You have to dig deeper than newspaper reports to understand what makes the metaverse fundamentally different from fads like 3D TV.
The metaverse is getting a bad rap in the media these days. Read the headlines, and you'd think it's about to fizzle out like so many fashions that have come and gone in the blink of an eye. Meta's travails, documented by Andy Stout's recent article, are an abject lesson in hubris and unconstrained financial power, but unlike many, I don't feel any schadenfreude in Meta's underwhelming performance. I hope the company formerly known as "Facebook" does better because the metaverse will need both large and small participants to roll out at scale. Any lessons from this exploratory phase can be fed back into the collective talent working on shared digital realities and accelerate the next stage's development.
I can only write from my own perspective and experience, but it seems that Meta has made two big mistakes.
1. The user experience seems about a decade out of date

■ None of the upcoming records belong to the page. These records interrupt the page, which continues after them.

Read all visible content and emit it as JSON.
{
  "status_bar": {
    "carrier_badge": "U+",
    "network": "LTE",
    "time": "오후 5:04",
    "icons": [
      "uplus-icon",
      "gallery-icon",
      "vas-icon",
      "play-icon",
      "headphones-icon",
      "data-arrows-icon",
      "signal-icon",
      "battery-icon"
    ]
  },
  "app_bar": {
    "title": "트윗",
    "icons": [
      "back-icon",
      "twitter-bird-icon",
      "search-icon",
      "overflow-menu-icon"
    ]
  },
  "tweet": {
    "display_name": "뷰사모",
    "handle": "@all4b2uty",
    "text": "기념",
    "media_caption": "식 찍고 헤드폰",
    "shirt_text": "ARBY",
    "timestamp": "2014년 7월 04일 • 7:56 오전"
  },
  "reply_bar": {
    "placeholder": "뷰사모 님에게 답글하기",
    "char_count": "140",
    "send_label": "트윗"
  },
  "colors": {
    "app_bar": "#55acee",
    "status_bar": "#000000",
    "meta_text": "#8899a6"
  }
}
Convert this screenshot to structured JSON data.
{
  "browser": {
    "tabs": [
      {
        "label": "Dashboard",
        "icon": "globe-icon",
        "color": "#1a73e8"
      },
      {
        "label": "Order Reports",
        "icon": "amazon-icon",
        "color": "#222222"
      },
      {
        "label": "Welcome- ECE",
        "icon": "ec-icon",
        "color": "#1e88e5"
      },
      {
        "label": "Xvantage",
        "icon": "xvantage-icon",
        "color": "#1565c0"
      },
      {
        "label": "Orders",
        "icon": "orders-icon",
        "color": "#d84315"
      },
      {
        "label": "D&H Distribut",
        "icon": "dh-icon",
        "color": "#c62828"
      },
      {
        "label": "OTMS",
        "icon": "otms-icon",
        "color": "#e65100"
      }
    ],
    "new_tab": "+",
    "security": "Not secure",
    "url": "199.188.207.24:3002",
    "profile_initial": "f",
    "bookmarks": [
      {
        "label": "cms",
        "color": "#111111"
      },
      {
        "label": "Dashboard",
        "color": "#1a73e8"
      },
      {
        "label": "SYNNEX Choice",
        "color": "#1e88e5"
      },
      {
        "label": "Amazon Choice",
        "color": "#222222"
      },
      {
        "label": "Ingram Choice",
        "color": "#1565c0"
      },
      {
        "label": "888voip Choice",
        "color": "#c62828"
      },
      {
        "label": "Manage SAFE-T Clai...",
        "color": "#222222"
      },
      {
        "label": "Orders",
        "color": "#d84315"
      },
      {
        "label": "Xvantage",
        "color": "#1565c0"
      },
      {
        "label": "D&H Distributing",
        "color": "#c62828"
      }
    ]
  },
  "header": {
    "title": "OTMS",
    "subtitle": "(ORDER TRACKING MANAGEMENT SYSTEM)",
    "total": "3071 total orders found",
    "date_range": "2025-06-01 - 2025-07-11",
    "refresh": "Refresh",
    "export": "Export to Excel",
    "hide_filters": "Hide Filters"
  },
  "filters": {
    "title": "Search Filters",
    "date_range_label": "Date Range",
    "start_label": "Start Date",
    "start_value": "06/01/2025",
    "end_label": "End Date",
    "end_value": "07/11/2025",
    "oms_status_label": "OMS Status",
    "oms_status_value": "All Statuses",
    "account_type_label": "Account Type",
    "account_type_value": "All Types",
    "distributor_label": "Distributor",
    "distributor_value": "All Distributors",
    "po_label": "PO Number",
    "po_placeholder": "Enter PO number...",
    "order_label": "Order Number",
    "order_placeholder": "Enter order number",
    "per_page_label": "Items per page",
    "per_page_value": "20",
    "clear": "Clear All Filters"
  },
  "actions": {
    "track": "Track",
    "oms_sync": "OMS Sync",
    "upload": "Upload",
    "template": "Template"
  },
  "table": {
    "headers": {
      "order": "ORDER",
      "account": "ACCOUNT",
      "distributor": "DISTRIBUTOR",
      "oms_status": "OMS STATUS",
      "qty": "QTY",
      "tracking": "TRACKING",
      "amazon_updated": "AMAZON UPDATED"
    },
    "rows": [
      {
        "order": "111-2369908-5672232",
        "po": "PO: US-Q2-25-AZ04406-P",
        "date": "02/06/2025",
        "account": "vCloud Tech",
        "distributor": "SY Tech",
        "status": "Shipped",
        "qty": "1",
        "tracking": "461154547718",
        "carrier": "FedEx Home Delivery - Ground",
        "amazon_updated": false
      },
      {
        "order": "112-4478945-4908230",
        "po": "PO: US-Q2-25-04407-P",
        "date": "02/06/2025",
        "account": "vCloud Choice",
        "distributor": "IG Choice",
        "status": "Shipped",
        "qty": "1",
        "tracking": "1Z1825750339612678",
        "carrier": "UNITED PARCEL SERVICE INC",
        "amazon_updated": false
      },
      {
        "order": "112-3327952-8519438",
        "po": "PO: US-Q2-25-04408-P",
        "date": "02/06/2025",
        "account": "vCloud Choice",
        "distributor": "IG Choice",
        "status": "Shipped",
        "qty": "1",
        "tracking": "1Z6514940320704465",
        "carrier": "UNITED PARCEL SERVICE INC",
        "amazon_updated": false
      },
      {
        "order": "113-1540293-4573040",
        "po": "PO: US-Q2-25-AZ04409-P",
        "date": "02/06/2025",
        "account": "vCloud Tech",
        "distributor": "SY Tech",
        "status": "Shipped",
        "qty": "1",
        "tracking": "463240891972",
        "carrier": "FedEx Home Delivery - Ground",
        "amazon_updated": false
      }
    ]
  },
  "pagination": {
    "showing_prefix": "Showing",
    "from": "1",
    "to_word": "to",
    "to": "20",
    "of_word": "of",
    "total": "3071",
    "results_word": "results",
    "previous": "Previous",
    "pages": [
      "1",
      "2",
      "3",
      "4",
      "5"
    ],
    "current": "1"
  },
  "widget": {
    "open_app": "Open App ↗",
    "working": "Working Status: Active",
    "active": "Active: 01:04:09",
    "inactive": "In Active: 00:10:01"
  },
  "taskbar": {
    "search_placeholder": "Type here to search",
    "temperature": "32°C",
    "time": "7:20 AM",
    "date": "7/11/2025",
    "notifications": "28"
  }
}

The problem with making the metaverse is that there's a tonne of technology behind the scenes. More of it needs to be put up and running, so companies claiming to have "built a metaverse" borrow from other technologies, like game engines. There's nothing wrong with that because these engines are genuine stepping stones to a fully-fledged metaverse. But building metaverse demos that look like ten-year-old video games does little to sell the virtual future. Meta's demos are underwhelming, to say the least. At first, its avatars didn't even have legs. Remember that most people will form their opinions of the metaverse based on what they see. And so far, this is not a brave new world: it's a retro gaming experience. There's nothing compelling about it at all.
So, it's not surprising that the overall reaction to Meta's efforts is "meh". At the very least, more is needed to make people want to part with $1500 for a VR headset. At worst, it will turn consumers against the idea of a shared virtual world, which is a pity because this initial knee-jerk reaction will be for the wrong, if understandable, reasons.
But surely Meta wouldn't blow so many billions of dollars if their vision for the metaverse is entirely off-key? No, they wouldn't. Look below the surface, and you soon find Meta's view of the metaverse is pretty solid. You'd have to imagine that with such stupendous budgets, it will have acquired talent that knows a thing or two about its subject. And it has. Meta's current problem is that it is a business with shareholders. It's always under pressure to show new products and services. But its metaverse tech still needs to be ready. I am confident that it has individual technologies that can (for example) display photorealist VR avatars, but that tech still needs to be integrated with the gameplay and delivery elements. In other words, the interconnecting layers aren't there today, But there's no reason why they won't be.
There could hardly be a more explicit statement of "we're going to own the metaverse" than renaming Facebook to Meta. It is also consistent with the aim of all that investment from the social media giant. It wants to monetise the metaverse. And it would be a hundred times easier to do that if it owned the metaverse.
But that will never happen.
Call me picky or pedantic, but there can only ever be one metaverse. If someone claims to have their own metaverse, it's not a metaverse by definition. But this isn't just a legalistic thing. The internet would never have become the force it is today if it was completely fragmented, with incompatible standards and paid-for gateways between users and providers. Open networks bring a multiplicative effect to user growth. That's another way of saying "exponential". This doesn't happen without genuine and up-front openness.
2. The metaverse is not all about shared social spaces
The second mistake Meta is making is to give the impression that the metaverse is all about shared social spaces. Of course, Meta would think like this because it is a social media company. But companies like Nvidia have other paradigms in mind, like building "digital twins" of the real world - for example, to help car manufacturers plan new factories and production lines and even to act as the "single source of truth" for its product designs. Nvidia's Omniverse is accurate enough to take the place of master engineering diagrams. But even Omniverse, for all its precision, is not "the metaverse". But it is likely to be an essential part of the metaverse platform.
The biggest problem with Meta's approach to the metaverse is the misleading impression it gives to non-technical consumers. It suggests that the metaverse is simply a linked-up 3D gaming environment that will be visible only through VR headsets. That would be like describing the internet as a universal platform for watching cat videos. (It is, but that's not all it is.)
The internet is the backbone of work, commerce, engineering, medicine, and almost any other discipline apart from woodwork. The best way to understand the metaverse is to think of the ratio of gaming and leisure activities on the internet to the non-leisure aspects. That ratio will probably also apply to the metaverse, except it will be even more skewed away from games.
The metaverse will also include real-time information about the physical world. For example, situational awareness is the problem that autonomous cars are trying to solve. Sending autonomous vehicles real-time structural data from the "digital twin" will turbocharge their life-or-death decision-making, especially when overlaid with the status of other moving vehicles, possibly out of sight, just around a corner.
As reported to newspaper readers and TV viewers, the tip of the metaverse iceberg is misleading, but it makes a good story. Dig deeper, and you'll find that the metaverse is not a fad: it's a fundamental and generative leap in technology that is likely to be even more pivotal to our future than the internet.